— RECORDS FOR THIS EXERCISE —
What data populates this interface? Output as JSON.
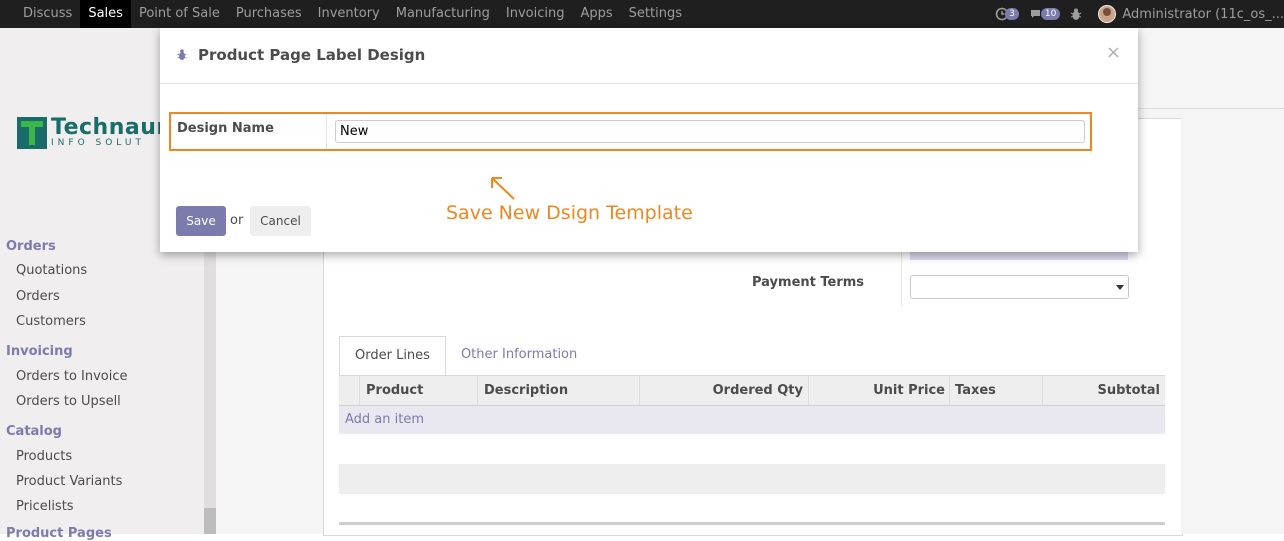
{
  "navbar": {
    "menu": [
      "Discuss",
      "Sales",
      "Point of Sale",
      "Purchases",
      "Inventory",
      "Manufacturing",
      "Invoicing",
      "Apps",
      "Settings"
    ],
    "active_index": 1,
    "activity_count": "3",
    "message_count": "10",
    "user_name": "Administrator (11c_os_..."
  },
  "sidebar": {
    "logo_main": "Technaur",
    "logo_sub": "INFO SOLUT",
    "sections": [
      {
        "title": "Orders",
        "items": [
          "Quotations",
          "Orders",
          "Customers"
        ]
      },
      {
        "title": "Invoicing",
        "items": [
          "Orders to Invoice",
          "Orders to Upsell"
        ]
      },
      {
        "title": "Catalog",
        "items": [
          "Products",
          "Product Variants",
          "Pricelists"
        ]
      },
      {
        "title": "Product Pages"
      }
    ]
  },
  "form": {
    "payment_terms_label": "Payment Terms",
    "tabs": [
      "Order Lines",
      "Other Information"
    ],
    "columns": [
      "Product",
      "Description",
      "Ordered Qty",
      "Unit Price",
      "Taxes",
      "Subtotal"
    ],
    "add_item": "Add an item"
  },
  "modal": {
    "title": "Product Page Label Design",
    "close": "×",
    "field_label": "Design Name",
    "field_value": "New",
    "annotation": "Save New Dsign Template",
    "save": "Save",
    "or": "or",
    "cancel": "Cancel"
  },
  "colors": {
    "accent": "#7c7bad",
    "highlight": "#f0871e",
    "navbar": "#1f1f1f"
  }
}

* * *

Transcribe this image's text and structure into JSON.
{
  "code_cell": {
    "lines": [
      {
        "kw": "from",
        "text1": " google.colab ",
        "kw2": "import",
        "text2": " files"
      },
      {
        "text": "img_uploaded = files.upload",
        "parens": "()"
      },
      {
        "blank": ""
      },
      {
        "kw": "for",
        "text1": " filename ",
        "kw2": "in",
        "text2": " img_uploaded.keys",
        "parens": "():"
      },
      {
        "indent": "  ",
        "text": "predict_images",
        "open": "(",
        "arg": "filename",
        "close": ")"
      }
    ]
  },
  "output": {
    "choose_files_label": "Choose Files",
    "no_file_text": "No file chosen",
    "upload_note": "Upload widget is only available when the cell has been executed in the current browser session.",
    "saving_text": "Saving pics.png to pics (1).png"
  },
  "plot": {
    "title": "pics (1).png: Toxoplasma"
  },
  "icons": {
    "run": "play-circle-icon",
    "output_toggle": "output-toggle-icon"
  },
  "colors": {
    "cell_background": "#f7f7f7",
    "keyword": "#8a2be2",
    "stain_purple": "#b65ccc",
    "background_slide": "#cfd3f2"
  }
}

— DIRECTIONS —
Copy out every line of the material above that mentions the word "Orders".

— OUTPUT FOR THIS TASK —
        "title": "Orders",
          "Orders",
          "Orders to Invoice",
          "Orders to Upsell"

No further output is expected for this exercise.